First things first: Matthew H. Sommer
's new book is an absolute must-read for anyone interested in the history of China and/or the history of gender. Based on 1200 legal cases from the central and local archives of the Qing dynasty, and focusing on the rural poor rather than the elite, Polyandry and Wife-Selling in Qing Dynasty China: Survival Strategies and Judicial Interventions

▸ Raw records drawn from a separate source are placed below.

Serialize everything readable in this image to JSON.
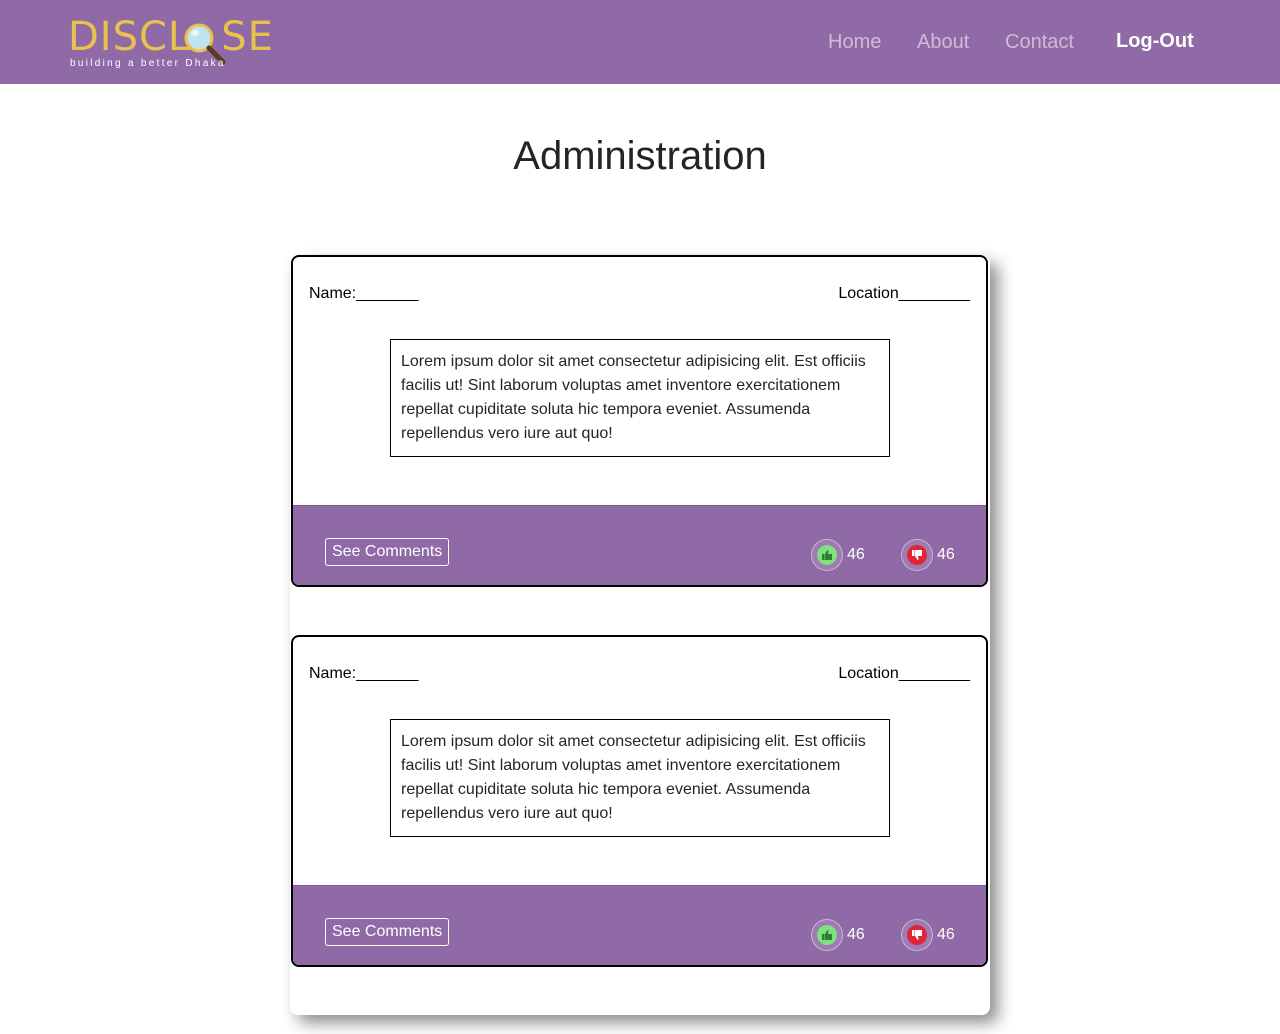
{
  "brand": {
    "name_start": "DISCL",
    "name_end": "SE",
    "tagline": "building a better Dhaka",
    "accent": "#e8c24b"
  },
  "nav": {
    "home": "Home",
    "about": "About",
    "contact": "Contact",
    "logout": "Log-Out",
    "background": "#8f6aa7"
  },
  "page_title": "Administration",
  "posts": [
    {
      "name_label": "Name:_______",
      "location_label": "Location________",
      "body": "Lorem ipsum dolor sit amet consectetur adipisicing elit. Est officiis facilis ut! Sint laborum voluptas amet inventore exercitationem repellat cupiditate soluta hic tempora eveniet. Assumenda repellendus vero iure aut quo!",
      "comments_label": "See Comments",
      "upvotes": "46",
      "downvotes": "46",
      "upvote_icon": "thumbs-up-icon",
      "downvote_icon": "thumbs-down-icon"
    },
    {
      "name_label": "Name:_______",
      "location_label": "Location________",
      "body": "Lorem ipsum dolor sit amet consectetur adipisicing elit. Est officiis facilis ut! Sint laborum voluptas amet inventore exercitationem repellat cupiditate soluta hic tempora eveniet. Assumenda repellendus vero iure aut quo!",
      "comments_label": "See Comments",
      "upvotes": "46",
      "downvotes": "46",
      "upvote_icon": "thumbs-up-icon",
      "downvote_icon": "thumbs-down-icon"
    }
  ],
  "colors": {
    "upvote": "#7ee07e",
    "downvote": "#e0243a"
  }
}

(University of California Press, 2015) looks carefully at polyandry, wife sale, and a variety of intermediate practices that mobilized a woman's sexual & reproductive labor to help support her family. In a series of chapters that use fascinating stories and documents to transform how we understand what constitutes Qing law, Sommer's book compellingly argues for the impossibility of maintaining a clear-cut, binary distinction between sex work and marriage in the Qing. The records on which Sommer bases this magisterial account are full of stories that are themselves worth the price of admission, sensitively rendering the lives of husbands, wives, children, and their communities as they attempted to navigate difficult, complex, and moving circumstances. This is a book that will change not only how we understand marriage, gender, family, and sex in late imperial China, but also how we think about these and related concepts more broadly conceived. Highly recommended!